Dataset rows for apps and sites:
######

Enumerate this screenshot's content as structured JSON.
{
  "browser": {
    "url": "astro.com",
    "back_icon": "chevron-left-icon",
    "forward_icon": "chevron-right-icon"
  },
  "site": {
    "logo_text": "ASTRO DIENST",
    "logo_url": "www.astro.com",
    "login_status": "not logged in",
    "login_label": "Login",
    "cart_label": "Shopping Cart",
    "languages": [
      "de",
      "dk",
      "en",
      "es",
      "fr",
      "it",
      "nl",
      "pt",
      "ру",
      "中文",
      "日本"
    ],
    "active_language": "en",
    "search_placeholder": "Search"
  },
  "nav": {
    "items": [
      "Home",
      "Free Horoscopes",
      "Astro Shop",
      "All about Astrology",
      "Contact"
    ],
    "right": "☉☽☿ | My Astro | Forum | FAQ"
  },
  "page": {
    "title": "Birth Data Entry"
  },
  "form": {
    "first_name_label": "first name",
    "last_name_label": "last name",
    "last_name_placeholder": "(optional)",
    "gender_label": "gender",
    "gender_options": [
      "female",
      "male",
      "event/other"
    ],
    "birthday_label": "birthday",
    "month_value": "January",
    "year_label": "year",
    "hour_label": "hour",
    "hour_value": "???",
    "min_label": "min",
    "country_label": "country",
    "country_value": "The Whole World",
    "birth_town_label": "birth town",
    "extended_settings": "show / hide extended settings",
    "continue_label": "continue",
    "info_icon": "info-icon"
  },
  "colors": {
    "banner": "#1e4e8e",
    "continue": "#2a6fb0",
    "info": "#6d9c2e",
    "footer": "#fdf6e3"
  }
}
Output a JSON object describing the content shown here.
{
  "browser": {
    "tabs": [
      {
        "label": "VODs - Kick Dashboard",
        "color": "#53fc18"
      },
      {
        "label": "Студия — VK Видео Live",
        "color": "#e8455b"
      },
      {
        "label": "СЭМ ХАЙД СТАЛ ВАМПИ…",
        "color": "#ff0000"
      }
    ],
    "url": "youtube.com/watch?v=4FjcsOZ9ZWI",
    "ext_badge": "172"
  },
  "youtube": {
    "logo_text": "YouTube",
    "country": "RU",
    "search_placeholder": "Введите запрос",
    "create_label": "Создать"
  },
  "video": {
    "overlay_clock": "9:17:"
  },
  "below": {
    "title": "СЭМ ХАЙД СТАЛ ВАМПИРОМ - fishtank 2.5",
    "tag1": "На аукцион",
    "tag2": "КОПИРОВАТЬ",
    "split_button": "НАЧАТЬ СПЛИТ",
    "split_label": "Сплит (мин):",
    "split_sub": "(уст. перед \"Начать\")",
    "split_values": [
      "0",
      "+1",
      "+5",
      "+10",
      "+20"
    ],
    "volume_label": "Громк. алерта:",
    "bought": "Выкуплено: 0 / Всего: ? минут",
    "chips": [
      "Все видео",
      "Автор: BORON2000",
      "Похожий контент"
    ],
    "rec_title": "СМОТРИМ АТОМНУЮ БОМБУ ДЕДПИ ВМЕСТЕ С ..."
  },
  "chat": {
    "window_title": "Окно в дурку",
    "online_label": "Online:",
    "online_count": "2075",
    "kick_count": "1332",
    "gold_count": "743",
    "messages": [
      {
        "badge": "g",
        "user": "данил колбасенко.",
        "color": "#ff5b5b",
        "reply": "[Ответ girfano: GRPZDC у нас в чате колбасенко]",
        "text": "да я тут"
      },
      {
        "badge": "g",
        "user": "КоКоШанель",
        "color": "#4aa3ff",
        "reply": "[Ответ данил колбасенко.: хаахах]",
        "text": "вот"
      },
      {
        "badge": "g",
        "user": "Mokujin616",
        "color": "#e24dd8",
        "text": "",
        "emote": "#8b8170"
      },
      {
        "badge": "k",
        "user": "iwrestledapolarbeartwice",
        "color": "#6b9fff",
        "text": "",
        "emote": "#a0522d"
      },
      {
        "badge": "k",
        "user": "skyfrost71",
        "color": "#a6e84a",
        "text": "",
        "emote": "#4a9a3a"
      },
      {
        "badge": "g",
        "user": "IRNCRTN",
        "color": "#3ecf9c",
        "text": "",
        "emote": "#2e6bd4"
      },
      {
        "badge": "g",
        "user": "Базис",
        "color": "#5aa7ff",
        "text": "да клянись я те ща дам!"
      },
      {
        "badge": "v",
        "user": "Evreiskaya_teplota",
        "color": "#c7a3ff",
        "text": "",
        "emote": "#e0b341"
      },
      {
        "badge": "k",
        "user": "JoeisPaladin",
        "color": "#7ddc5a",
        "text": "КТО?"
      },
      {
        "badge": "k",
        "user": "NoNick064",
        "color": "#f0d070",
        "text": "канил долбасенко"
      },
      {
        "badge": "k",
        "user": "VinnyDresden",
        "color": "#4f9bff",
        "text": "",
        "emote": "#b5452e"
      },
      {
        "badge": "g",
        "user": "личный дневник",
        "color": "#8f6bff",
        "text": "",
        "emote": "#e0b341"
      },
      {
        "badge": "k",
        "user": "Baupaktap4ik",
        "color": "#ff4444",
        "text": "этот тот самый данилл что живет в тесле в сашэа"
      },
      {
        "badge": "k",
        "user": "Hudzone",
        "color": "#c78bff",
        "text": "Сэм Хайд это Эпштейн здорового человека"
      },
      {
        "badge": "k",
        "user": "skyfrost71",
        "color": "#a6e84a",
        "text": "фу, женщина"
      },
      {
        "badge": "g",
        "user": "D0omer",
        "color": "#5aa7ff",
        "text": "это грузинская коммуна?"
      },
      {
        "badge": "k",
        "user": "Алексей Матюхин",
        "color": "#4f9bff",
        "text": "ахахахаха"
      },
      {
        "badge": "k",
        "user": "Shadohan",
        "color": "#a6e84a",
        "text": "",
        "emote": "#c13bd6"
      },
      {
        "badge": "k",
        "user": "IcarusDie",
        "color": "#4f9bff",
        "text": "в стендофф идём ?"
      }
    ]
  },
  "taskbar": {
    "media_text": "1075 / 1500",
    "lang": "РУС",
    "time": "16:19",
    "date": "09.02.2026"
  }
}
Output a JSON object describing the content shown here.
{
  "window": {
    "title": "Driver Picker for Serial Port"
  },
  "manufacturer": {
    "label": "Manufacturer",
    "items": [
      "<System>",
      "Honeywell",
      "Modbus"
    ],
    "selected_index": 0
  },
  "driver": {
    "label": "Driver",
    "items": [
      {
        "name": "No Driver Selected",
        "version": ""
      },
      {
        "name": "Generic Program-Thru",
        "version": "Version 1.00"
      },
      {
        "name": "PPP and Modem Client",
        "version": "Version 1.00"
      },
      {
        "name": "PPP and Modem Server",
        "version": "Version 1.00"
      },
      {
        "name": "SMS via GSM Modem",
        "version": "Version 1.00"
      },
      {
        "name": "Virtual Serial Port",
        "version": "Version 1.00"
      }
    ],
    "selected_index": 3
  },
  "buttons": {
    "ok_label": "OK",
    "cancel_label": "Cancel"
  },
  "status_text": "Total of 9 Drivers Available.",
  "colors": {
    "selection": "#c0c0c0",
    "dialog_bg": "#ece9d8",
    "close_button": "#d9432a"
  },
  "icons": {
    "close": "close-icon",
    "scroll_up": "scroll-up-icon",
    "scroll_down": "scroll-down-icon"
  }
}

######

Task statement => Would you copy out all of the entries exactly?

Solution below =>
Enumerate this screenshot's content as structured JSON.
{
  "browser": {
    "url": "astro.com",
    "back_icon": "chevron-left-icon",
    "forward_icon": "chevron-right-icon"
  },
  "site": {
    "logo_text": "ASTRO DIENST",
    "logo_url": "www.astro.com",
    "login_status": "not logged in",
    "login_label": "Login",
    "cart_label": "Shopping Cart",
    "languages": [
      "de",
      "dk",
      "en",
      "es",
      "fr",
      "it",
      "nl",
      "pt",
      "ру",
      "中文",
      "日本"
    ],
    "active_language": "en",
    "search_placeholder": "Search"
  },
  "nav": {
    "items": [
      "Home",
      "Free Horoscopes",
      "Astro Shop",
      "All about Astrology",
      "Contact"
    ],
    "right": "☉☽☿ | My Astro | Forum | FAQ"
  },
  "page": {
    "title": "Birth Data Entry"
  },
  "form": {
    "first_name_label": "first name",
    "last_name_label": "last name",
    "last_name_placeholder": "(optional)",
    "gender_label": "gender",
    "gender_options": [
      "female",
      "male",
      "event/other"
    ],
    "birthday_label": "birthday",
    "month_value": "January",
    "year_label": "year",
    "hour_label": "hour",
    "hour_value": "???",
    "min_label": "min",
    "country_label": "country",
    "country_value": "The Whole World",
    "birth_town_label": "birth town",
    "extended_settings": "show / hide extended settings",
    "continue_label": "continue",
    "info_icon": "info-icon"
  },
  "colors": {
    "banner": "#1e4e8e",
    "continue": "#2a6fb0",
    "info": "#6d9c2e",
    "footer": "#fdf6e3"
  }
}
Output a JSON object describing the content shown here.
{
  "browser": {
    "tabs": [
      {
        "label": "VODs - Kick Dashboard",
        "color": "#53fc18"
      },
      {
        "label": "Студия — VK Видео Live",
        "color": "#e8455b"
      },
      {
        "label": "СЭМ ХАЙД СТАЛ ВАМПИ…",
        "color": "#ff0000"
      }
    ],
    "url": "youtube.com/watch?v=4FjcsOZ9ZWI",
    "ext_badge": "172"
  },
  "youtube": {
    "logo_text": "YouTube",
    "country": "RU",
    "search_placeholder": "Введите запрос",
    "create_label": "Создать"
  },
  "video": {
    "overlay_clock": "9:17:"
  },
  "below": {
    "title": "СЭМ ХАЙД СТАЛ ВАМПИРОМ - fishtank 2.5",
    "tag1": "На аукцион",
    "tag2": "КОПИРОВАТЬ",
    "split_button": "НАЧАТЬ СПЛИТ",
    "split_label": "Сплит (мин):",
    "split_sub": "(уст. перед \"Начать\")",
    "split_values": [
      "0",
      "+1",
      "+5",
      "+10",
      "+20"
    ],
    "volume_label": "Громк. алерта:",
    "bought": "Выкуплено: 0 / Всего: ? минут",
    "chips": [
      "Все видео",
      "Автор: BORON2000",
      "Похожий контент"
    ],
    "rec_title": "СМОТРИМ АТОМНУЮ БОМБУ ДЕДПИ ВМЕСТЕ С ..."
  },
  "chat": {
    "window_title": "Окно в дурку",
    "online_label": "Online:",
    "online_count": "2075",
    "kick_count": "1332",
    "gold_count": "743",
    "messages": [
      {
        "badge": "g",
        "user": "данил колбасенко.",
        "color": "#ff5b5b",
        "reply": "[Ответ girfano: GRPZDC у нас в чате колбасенко]",
        "text": "да я тут"
      },
      {
        "badge": "g",
        "user": "КоКоШанель",
        "color": "#4aa3ff",
        "reply": "[Ответ данил колбасенко.: хаахах]",
        "text": "вот"
      },
      {
        "badge": "g",
        "user": "Mokujin616",
        "color": "#e24dd8",
        "text": "",
        "emote": "#8b8170"
      },
      {
        "badge": "k",
        "user": "iwrestledapolarbeartwice",
        "color": "#6b9fff",
        "text": "",
        "emote": "#a0522d"
      },
      {
        "badge": "k",
        "user": "skyfrost71",
        "color": "#a6e84a",
        "text": "",
        "emote": "#4a9a3a"
      },
      {
        "badge": "g",
        "user": "IRNCRTN",
        "color": "#3ecf9c",
        "text": "",
        "emote": "#2e6bd4"
      },
      {
        "badge": "g",
        "user": "Базис",
        "color": "#5aa7ff",
        "text": "да клянись я те ща дам!"
      },
      {
        "badge": "v",
        "user": "Evreiskaya_teplota",
        "color": "#c7a3ff",
        "text": "",
        "emote": "#e0b341"
      },
      {
        "badge": "k",
        "user": "JoeisPaladin",
        "color": "#7ddc5a",
        "text": "КТО?"
      },
      {
        "badge": "k",
        "user": "NoNick064",
        "color": "#f0d070",
        "text": "канил долбасенко"
      },
      {
        "badge": "k",
        "user": "VinnyDresden",
        "color": "#4f9bff",
        "text": "",
        "emote": "#b5452e"
      },
      {
        "badge": "g",
        "user": "личный дневник",
        "color": "#8f6bff",
        "text": "",
        "emote": "#e0b341"
      },
      {
        "badge": "k",
        "user": "Baupaktap4ik",
        "color": "#ff4444",
        "text": "этот тот самый данилл что живет в тесле в сашэа"
      },
      {
        "badge": "k",
        "user": "Hudzone",
        "color": "#c78bff",
        "text": "Сэм Хайд это Эпштейн здорового человека"
      },
      {
        "badge": "k",
        "user": "skyfrost71",
        "color": "#a6e84a",
        "text": "фу, женщина"
      },
      {
        "badge": "g",
        "user": "D0omer",
        "color": "#5aa7ff",
        "text": "это грузинская коммуна?"
      },
      {
        "badge": "k",
        "user": "Алексей Матюхин",
        "color": "#4f9bff",
        "text": "ахахахаха"
      },
      {
        "badge": "k",
        "user": "Shadohan",
        "color": "#a6e84a",
        "text": "",
        "emote": "#c13bd6"
      },
      {
        "badge": "k",
        "user": "IcarusDie",
        "color": "#4f9bff",
        "text": "в стендофф идём ?"
      }
    ]
  },
  "taskbar": {
    "media_text": "1075 / 1500",
    "lang": "РУС",
    "time": "16:19",
    "date": "09.02.2026"
  }
}
Output a JSON object describing the content shown here.
{
  "window": {
    "title": "Driver Picker for Serial Port"
  },
  "manufacturer": {
    "label": "Manufacturer",
    "items": [
      "<System>",
      "Honeywell",
      "Modbus"
    ],
    "selected_index": 0
  },
  "driver": {
    "label": "Driver",
    "items": [
      {
        "name": "No Driver Selected",
        "version": ""
      },
      {
        "name": "Generic Program-Thru",
        "version": "Version 1.00"
      },
      {
        "name": "PPP and Modem Client",
        "version": "Version 1.00"
      },
      {
        "name": "PPP and Modem Server",
        "version": "Version 1.00"
      },
      {
        "name": "SMS via GSM Modem",
        "version": "Version 1.00"
      },
      {
        "name": "Virtual Serial Port",
        "version": "Version 1.00"
      }
    ],
    "selected_index": 3
  },
  "buttons": {
    "ok_label": "OK",
    "cancel_label": "Cancel"
  },
  "status_text": "Total of 9 Drivers Available.",
  "colors": {
    "selection": "#c0c0c0",
    "dialog_bg": "#ece9d8",
    "close_button": "#d9432a"
  },
  "icons": {
    "close": "close-icon",
    "scroll_up": "scroll-up-icon",
    "scroll_down": "scroll-down-icon"
  }
}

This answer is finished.